Ugandan spirit medium, prophet, and leader of a military force involved in the Ugandan civil war in the 1980s, later named Alice “Lakwena” after a spirit that took possession of her. She was born Alice Auma in 1956 in Bungatira, a village near Gulu in Acholi, Northern Uganda, as her mother, Iberina Ayaa’s, second child. Her father, Severino Lukoya, worked as a catechist for the Church of Uganda. In 1948, before she was born, he had a vision; in 1958, after he had fallen from the roof of his house and believed that he had “gone straight to heaven,” a voice called out that spirits would come to his children and that one child had already been chosen. It did not become clear to him that Alice was the chosen child until January 1985 when she began preaching the word of God Thus her father had experienced ...

Article

Chris Gavaler

author, actor, and Indian celebrity, was born in Winston, North Carolina, the son of Sallie Long, a nurse and midwife, and Joe Long, a janitor. Sylvester's light-skinned mother was born a slave weeks before the end of the Civil War and was the daughter of a plantation owner and an unknown Lumbee Indian. Long's father, also born into slavery, believed his own mother to be Cherokee and his father white Their claim to exclusively white and Indian ancestry established the Long family as the social elite of Winston s African American community After attending elementary school there Sylvester twice joined traveling Wild West circuses where he passed as an Indian and learned rudimentary Cherokee After returning to Winston and working as a library janitor Sylvester taught himself to type at night in the white school where his father mopped floors The principal suggested he apply ...

Article

Joy Elizondo

José María Morales was the son of a military man who fought in the Battle of the Patricios in 1807 against the British forces. His father's continued participation in Argentina's independence and civil wars forced Morales to leave school early and work as a tinsmith. In 1838 Morales followed his father's example, setting out for Montevideo to fight with the Unitarians (who envisioned a centralized political system based in Buenos Aires) in exile against the Argentine leader Juan Manuel Rosas. Rosas enjoyed widespread support in the black community—including Domingo Sosa, another rising Afro-Argentine military figure and contemporary of Morales—in part because his opposition to Buenos Aires's white Creole elite allowed for a more socially diverse society.
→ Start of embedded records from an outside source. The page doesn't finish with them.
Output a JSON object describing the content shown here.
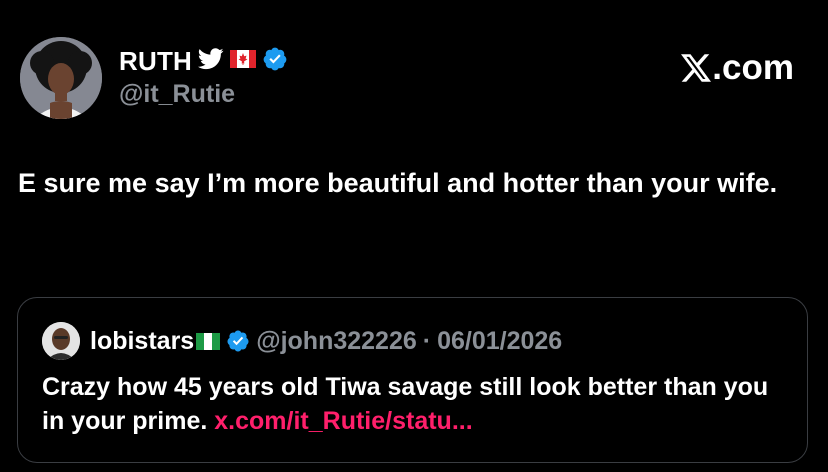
{
  "author": {
    "display_name": "RUTH",
    "handle": "@it_Rutie",
    "bird_icon": "twitter-bird-icon",
    "flag_icon": "canada-flag-icon",
    "verified_icon": "verified-badge-icon"
  },
  "brand": {
    "label": ".com",
    "logo_icon": "x-logo-icon"
  },
  "tweet": {
    "text": "E sure me say I’m more beautiful and hotter than your wife."
  },
  "quote": {
    "display_name": "lobistars",
    "flag_icon": "nigeria-flag-icon",
    "verified_icon": "verified-badge-icon",
    "handle": "@john322226",
    "separator": "·",
    "date": "06/01/2026",
    "text": "Crazy how 45 years old Tiwa savage still look better than you in your prime.",
    "link": "x.com/it_Rutie/statu..."
  },
  "colors": {
    "background": "#000000",
    "text_primary": "#ffffff",
    "text_secondary": "#8b9097",
    "verified_blue": "#1d9bf0",
    "link_pink": "#ff1f6b",
    "card_border": "#3a3d42"
  }
}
Rosas's highly authoritarian government sparked opposition, however, especially among some middle-class blacks, including Morales. Argentina's civil war lasted until 1852 when the Unitarians finally marched triumphantly into Buenos Aires and ...
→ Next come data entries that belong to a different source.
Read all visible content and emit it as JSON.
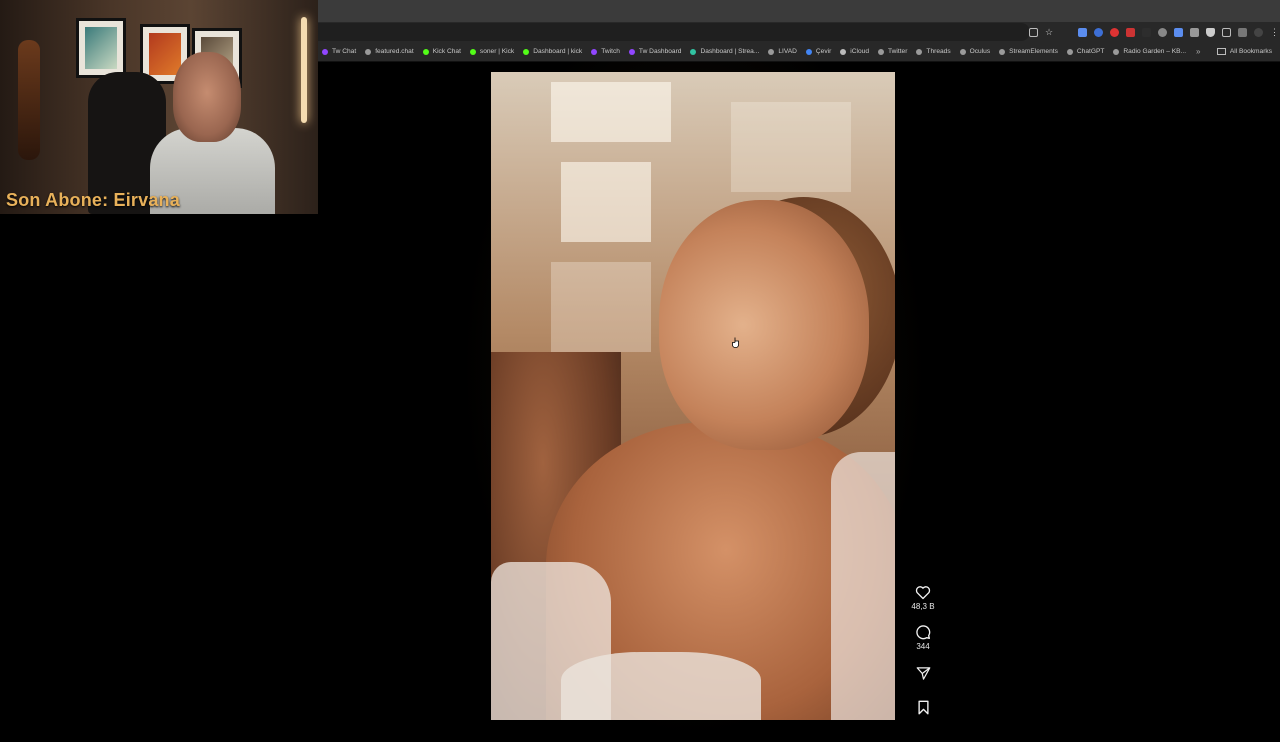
{
  "webcam": {
    "subscriber_label": "Son Abone: Eirvana"
  },
  "browser": {
    "bookmarks": [
      {
        "label": "Tw Chat",
        "icon": "twitch-icon",
        "color": "#9146ff"
      },
      {
        "label": "featured.chat",
        "icon": "globe-icon",
        "color": "#9a9a9a"
      },
      {
        "label": "Kick Chat",
        "icon": "kick-icon",
        "color": "#53fc18"
      },
      {
        "label": "soner | Kick",
        "icon": "kick-icon",
        "color": "#53fc18"
      },
      {
        "label": "Dashboard | kick",
        "icon": "kick-icon",
        "color": "#53fc18"
      },
      {
        "label": "Twitch",
        "icon": "twitch-icon",
        "color": "#9146ff"
      },
      {
        "label": "Tw Dashboard",
        "icon": "twitch-icon",
        "color": "#9146ff"
      },
      {
        "label": "Dashboard | Strea...",
        "icon": "streamlabs-icon",
        "color": "#31c3a2"
      },
      {
        "label": "LIVAD",
        "icon": "globe-icon",
        "color": "#9a9a9a"
      },
      {
        "label": "Çevir",
        "icon": "translate-icon",
        "color": "#4285f4"
      },
      {
        "label": "iCloud",
        "icon": "apple-icon",
        "color": "#bbbbbb"
      },
      {
        "label": "Twitter",
        "icon": "globe-icon",
        "color": "#9a9a9a"
      },
      {
        "label": "Threads",
        "icon": "globe-icon",
        "color": "#9a9a9a"
      },
      {
        "label": "Oculus",
        "icon": "globe-icon",
        "color": "#9a9a9a"
      },
      {
        "label": "StreamElements",
        "icon": "globe-icon",
        "color": "#9a9a9a"
      },
      {
        "label": "ChatGPT",
        "icon": "globe-icon",
        "color": "#9a9a9a"
      },
      {
        "label": "Radio Garden – KB...",
        "icon": "globe-icon",
        "color": "#9a9a9a"
      }
    ],
    "all_bookmarks_label": "All Bookmarks",
    "overflow_label": "»"
  },
  "reel": {
    "likes": "48,3 B",
    "comments": "344"
  }
}
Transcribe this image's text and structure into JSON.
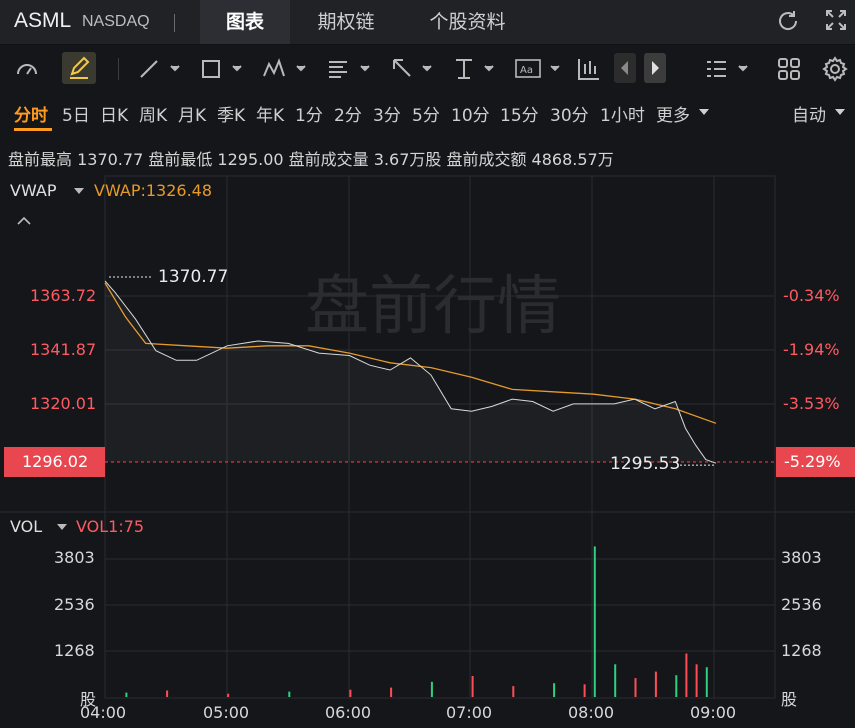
{
  "header": {
    "symbol": "ASML",
    "exchange": "NASDAQ",
    "tabs": [
      "图表",
      "期权链",
      "个股资料"
    ],
    "active_tab": "图表"
  },
  "periods": {
    "items": [
      "分时",
      "5日",
      "日K",
      "周K",
      "月K",
      "季K",
      "年K",
      "1分",
      "2分",
      "3分",
      "5分",
      "10分",
      "15分",
      "30分",
      "1小时",
      "更多"
    ],
    "active": "分时",
    "mode": "自动"
  },
  "stats": {
    "text": "盘前最高 1370.77 盘前最低 1295.00 盘前成交量 3.67万股 盘前成交额 4868.57万"
  },
  "price_panel": {
    "indicator": "VWAP",
    "indicator_value": "VWAP:1326.48",
    "watermark": "盘前行情",
    "left_ticks": [
      "1363.72",
      "1341.87",
      "1320.01"
    ],
    "right_ticks": [
      "-0.34%",
      "-1.94%",
      "-3.53%"
    ],
    "current_price": "1296.02",
    "current_pct": "-5.29%",
    "high_label": "1370.77",
    "low_label": "1295.53"
  },
  "volume_panel": {
    "indicator": "VOL",
    "indicator_value": "VOL1:75",
    "ticks": [
      "3803",
      "2536",
      "1268"
    ],
    "unit": "股"
  },
  "time_axis": [
    "04:00",
    "05:00",
    "06:00",
    "07:00",
    "08:00",
    "09:00"
  ],
  "colors": {
    "up": "#2fd07f",
    "down": "#ff4d56",
    "vwap": "#e59a2a",
    "price_line": "#d9d9d9",
    "accent": "#ff9a1f",
    "price_tag": "#e8474f"
  },
  "chart_data": {
    "type": "line",
    "x_range": [
      "04:00",
      "09:00"
    ],
    "series": [
      {
        "name": "VWAP",
        "x": [
          "04:00",
          "04:10",
          "04:20",
          "04:40",
          "05:00",
          "05:20",
          "05:40",
          "06:00",
          "06:20",
          "06:40",
          "07:00",
          "07:20",
          "07:40",
          "08:00",
          "08:20",
          "08:40",
          "09:00"
        ],
        "values": [
          1370,
          1356,
          1345,
          1344,
          1343,
          1344,
          1344,
          1341,
          1337,
          1335,
          1331,
          1326,
          1325,
          1324,
          1322,
          1318,
          1312
        ]
      },
      {
        "name": "Price",
        "x": [
          "04:00",
          "04:05",
          "04:15",
          "04:25",
          "04:35",
          "04:45",
          "05:00",
          "05:15",
          "05:30",
          "05:45",
          "06:00",
          "06:10",
          "06:20",
          "06:30",
          "06:40",
          "06:50",
          "07:00",
          "07:10",
          "07:20",
          "07:30",
          "07:40",
          "07:50",
          "08:00",
          "08:10",
          "08:20",
          "08:30",
          "08:40",
          "08:45",
          "08:50",
          "08:55",
          "09:00"
        ],
        "values": [
          1370.77,
          1366,
          1355,
          1342,
          1338,
          1338,
          1344,
          1346,
          1345,
          1341,
          1340,
          1336,
          1334,
          1339,
          1332,
          1318,
          1317,
          1319,
          1322,
          1321,
          1317,
          1320,
          1320,
          1320,
          1322,
          1318,
          1321,
          1310,
          1303,
          1297,
          1295.53
        ]
      }
    ],
    "ylim": [
      1296.02,
      1370.77
    ],
    "volume": {
      "ylim": [
        0,
        3803
      ],
      "x": [
        "04:10",
        "04:30",
        "05:00",
        "05:30",
        "06:00",
        "06:20",
        "06:40",
        "07:00",
        "07:20",
        "07:40",
        "07:55",
        "08:00",
        "08:10",
        "08:20",
        "08:30",
        "08:40",
        "08:45",
        "08:50",
        "08:55"
      ],
      "values": [
        120,
        180,
        90,
        150,
        200,
        260,
        420,
        580,
        300,
        380,
        350,
        4150,
        900,
        520,
        700,
        600,
        1200,
        900,
        820
      ]
    }
  }
}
Article

Maxim Zabolotskikh

Ethiopian physician, writer, and civil servant, also known as Dr. or Hakim Charles Martin, was born on 21 October 1864 in Gonder. Workneh lost his parents during the siege of Maqdala by English troops in 1868. He was passed into the custody of a Colonel Chamberlain, who took him to India, where the expeditionary force sent against Emperor Tewodros II was originally located. The colonel died when the boy was only seven, and Workneh was raised by Christian missionaries. A certain Colonel Martin agreed to become his benefactor and paid the costs of his keep. Hence, Workneh adopted the names of two Englishmen, who helped him, and became Charles Martin.
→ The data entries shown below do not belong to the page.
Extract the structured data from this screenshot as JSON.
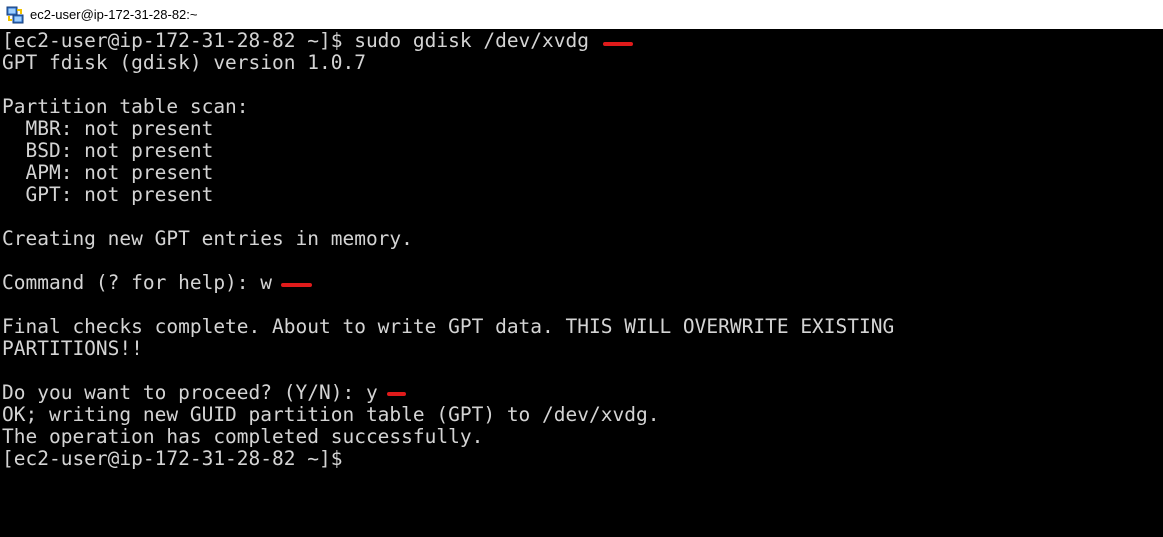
{
  "window": {
    "title": "ec2-user@ip-172-31-28-82:~",
    "icon": "putty-icon"
  },
  "terminal": {
    "background": "#000000",
    "foreground": "#d4d4d4",
    "marker_color": "#e01b1b",
    "lines": [
      "[ec2-user@ip-172-31-28-82 ~]$ sudo gdisk /dev/xvdg",
      "GPT fdisk (gdisk) version 1.0.7",
      "",
      "Partition table scan:",
      "  MBR: not present",
      "  BSD: not present",
      "  APM: not present",
      "  GPT: not present",
      "",
      "Creating new GPT entries in memory.",
      "",
      "Command (? for help): w",
      "",
      "Final checks complete. About to write GPT data. THIS WILL OVERWRITE EXISTING",
      "PARTITIONS!!",
      "",
      "Do you want to proceed? (Y/N): y",
      "OK; writing new GUID partition table (GPT) to /dev/xvdg.",
      "The operation has completed successfully.",
      "[ec2-user@ip-172-31-28-82 ~]$"
    ]
  }
}
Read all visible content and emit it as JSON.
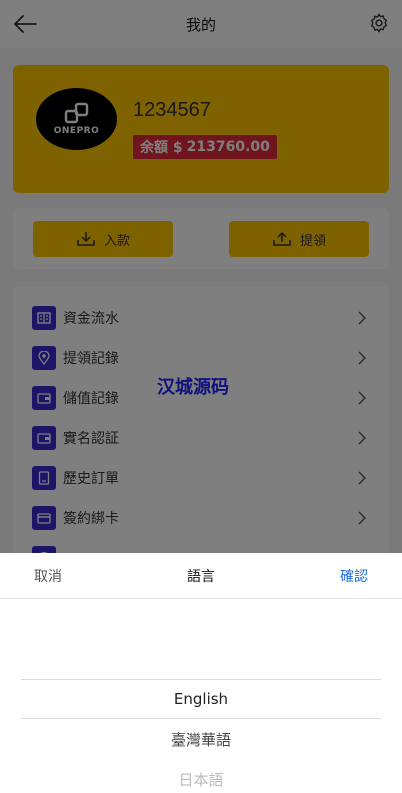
{
  "header": {
    "title": "我的",
    "back_icon": "arrow-left-icon",
    "settings_icon": "gear-icon"
  },
  "profile": {
    "username": "1234567",
    "avatar_logo": "ONEPRO",
    "balance_label": "余額 $",
    "balance_value": "213760.00",
    "card_color": "#ffc400",
    "badge_color": "#e0283a"
  },
  "actions": {
    "deposit": {
      "label": "入款",
      "icon": "download-tray-icon"
    },
    "withdraw": {
      "label": "提領",
      "icon": "upload-tray-icon"
    }
  },
  "menu": {
    "items": [
      {
        "label": "資金流水",
        "icon": "book-icon"
      },
      {
        "label": "提領記錄",
        "icon": "location-pin-icon"
      },
      {
        "label": "儲值記錄",
        "icon": "wallet-icon"
      },
      {
        "label": "實名認証",
        "icon": "id-card-icon"
      },
      {
        "label": "歷史訂單",
        "icon": "document-icon"
      },
      {
        "label": "簽約綁卡",
        "icon": "bank-card-icon"
      }
    ],
    "icon_color": "#3a2bd0"
  },
  "watermark": {
    "text": "汉城源码",
    "color": "#2222ff"
  },
  "language_sheet": {
    "cancel_label": "取消",
    "title": "語言",
    "confirm_label": "確認",
    "confirm_color": "#1f6fd8",
    "options": [
      "English",
      "臺灣華語",
      "日本語"
    ],
    "selected": "English"
  }
}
Workneh graduated from Lahore Medical College in 1882 and went to Scotland, where he was certified in medicine and surgery in 1891 After eight years in Burma as a medical officer he had a chance to revisit Ethiopia ...